Laela: We view the most attractive markets as those with an imbalance of supply and demand of technical resources. The biggest opportunities tend to lie in targeting large enterprises in legacy industries such as financial services, where there is a critical need to improve digital capabilities to avoid disruption, but oftentimes a dearth of sufficient internal technical talent available to build needed new products. Other areas where we see opportunity because they’ve traditionally required intensive IT resources include internal tools, business intelligence and middleware.
TechCrunch: Does customer demand for low-code/no-code services match the market enthusiasm we’ve seen for them?
Laela: For the most part, yes. But you need to keep in mind that enterprises aren’t trying to buy a shiny new no-code tool; they’re trying to buy a solution to a pressing business problem, such as automating overly manual business processes, digitally onboarding customers, managing internal tools or maintaining web content. If the optimal solution involves a no-code tool, so be it, but they’re not approaching the sales cycle as a hunt for no-code tools.
Over the past few months, there’s been a huge acceleration in market enthusiasm. While modernization has long hovered over many businesses as something they know they needed to but weren’t in a rush to tackle, COVID has made it an urgent necessity. Switching from legacy approaches to a no-code approach is like transforming a toddler into a marathon runner; the improvements to their ability to move quickly and with stability and agility are dramatic.
TechCrunch: Low-code/no-code is not a business model. All the same, do companies that have elements of the product type have similar economics/metrics to traditional SaaS businesses?
Laela: Absolutely — these businesses look like the end markets they’re trying to replace and tend to be priced similarly to SaaS-based businesses. They also tend to be very sticky and have great expansion properties as enterprises use them for additional use cases. One caveat is that we see many platforms priced based on subscriptions, as well as others that are more transaction-driven and priced on usage.
TechCrunch: How has VC competition for access to interesting/enticing low-code/no-code rounds changed in the last 18 months? More competitive? Less? How has this impacted pricing?
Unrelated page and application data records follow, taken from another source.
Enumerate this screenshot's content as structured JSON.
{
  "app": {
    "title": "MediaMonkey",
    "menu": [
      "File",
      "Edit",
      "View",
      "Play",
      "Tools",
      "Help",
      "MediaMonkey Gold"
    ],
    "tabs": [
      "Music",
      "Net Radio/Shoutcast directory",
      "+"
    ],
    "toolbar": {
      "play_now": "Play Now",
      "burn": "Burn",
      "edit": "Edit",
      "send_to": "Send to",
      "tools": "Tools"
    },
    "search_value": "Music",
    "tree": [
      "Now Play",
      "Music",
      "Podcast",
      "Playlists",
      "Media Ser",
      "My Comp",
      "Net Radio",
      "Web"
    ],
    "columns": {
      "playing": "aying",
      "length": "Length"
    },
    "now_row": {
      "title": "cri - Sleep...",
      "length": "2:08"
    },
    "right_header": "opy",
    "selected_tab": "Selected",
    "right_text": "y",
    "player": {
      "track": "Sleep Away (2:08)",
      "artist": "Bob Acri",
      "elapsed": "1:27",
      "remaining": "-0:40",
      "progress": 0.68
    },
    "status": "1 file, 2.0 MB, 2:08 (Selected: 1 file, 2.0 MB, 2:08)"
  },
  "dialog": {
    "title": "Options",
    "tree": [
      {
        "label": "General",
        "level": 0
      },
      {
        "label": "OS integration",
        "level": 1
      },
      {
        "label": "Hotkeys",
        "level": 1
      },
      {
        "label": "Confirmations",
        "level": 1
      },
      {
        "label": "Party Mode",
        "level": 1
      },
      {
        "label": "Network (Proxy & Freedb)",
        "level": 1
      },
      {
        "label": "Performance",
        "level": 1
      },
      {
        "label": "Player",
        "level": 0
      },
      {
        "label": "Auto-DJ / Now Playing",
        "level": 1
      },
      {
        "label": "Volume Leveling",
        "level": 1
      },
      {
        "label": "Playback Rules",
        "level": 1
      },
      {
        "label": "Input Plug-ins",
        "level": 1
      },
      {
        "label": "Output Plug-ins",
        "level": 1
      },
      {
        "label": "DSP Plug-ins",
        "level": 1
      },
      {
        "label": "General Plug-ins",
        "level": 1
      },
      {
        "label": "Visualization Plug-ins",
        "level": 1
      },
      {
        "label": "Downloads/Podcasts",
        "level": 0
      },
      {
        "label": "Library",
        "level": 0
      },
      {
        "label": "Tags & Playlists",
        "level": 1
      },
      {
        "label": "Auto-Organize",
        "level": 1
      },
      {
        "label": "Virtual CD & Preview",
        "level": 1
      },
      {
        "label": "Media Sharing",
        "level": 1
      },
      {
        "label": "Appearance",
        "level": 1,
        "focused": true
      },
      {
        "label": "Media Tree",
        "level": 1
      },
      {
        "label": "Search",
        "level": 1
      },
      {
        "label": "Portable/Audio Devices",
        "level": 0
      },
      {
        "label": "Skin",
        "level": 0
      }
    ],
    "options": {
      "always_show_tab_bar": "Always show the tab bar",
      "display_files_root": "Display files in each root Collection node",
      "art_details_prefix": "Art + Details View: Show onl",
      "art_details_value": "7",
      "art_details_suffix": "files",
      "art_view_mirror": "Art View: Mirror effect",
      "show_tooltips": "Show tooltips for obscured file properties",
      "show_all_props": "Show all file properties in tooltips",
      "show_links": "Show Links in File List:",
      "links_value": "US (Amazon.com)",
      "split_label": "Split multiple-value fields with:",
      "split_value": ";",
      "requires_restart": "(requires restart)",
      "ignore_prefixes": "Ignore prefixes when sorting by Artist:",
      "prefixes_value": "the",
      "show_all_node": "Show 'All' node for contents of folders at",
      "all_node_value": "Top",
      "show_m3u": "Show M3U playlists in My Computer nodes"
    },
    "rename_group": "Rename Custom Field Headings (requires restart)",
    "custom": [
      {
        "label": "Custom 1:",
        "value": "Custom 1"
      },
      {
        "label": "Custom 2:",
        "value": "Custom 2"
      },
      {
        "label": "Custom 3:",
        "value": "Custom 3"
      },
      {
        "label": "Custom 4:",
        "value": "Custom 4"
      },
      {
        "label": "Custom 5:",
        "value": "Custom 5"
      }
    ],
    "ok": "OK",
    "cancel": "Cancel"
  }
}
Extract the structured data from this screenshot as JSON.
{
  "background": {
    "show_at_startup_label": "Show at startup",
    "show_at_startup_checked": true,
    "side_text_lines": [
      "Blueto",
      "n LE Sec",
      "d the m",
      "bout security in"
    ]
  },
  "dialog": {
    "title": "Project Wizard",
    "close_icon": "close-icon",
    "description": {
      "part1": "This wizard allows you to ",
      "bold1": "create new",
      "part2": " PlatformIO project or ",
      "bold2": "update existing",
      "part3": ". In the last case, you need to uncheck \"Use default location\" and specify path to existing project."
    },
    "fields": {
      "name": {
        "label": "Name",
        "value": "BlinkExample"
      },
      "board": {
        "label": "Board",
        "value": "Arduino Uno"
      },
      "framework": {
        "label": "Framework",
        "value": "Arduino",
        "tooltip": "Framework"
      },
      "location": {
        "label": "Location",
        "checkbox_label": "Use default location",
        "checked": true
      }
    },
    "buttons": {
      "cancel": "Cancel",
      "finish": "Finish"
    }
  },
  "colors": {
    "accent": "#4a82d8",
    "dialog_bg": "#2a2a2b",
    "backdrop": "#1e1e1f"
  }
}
Laela: Whenever you see the emergence of clear secular trends driving long-term adoption, you’re going to see a lot of investor interest. That typically does drive valuations up. The exciting thing for founders is that since this is still such a new and largely wide open market opportunity, most of the activity is in the early-stage fundings. Those early-stage companies are being funded at an accelerating pace. We are excitedly watching this young cohort of emerging no-code companies and intend to invest in the trend for years to come.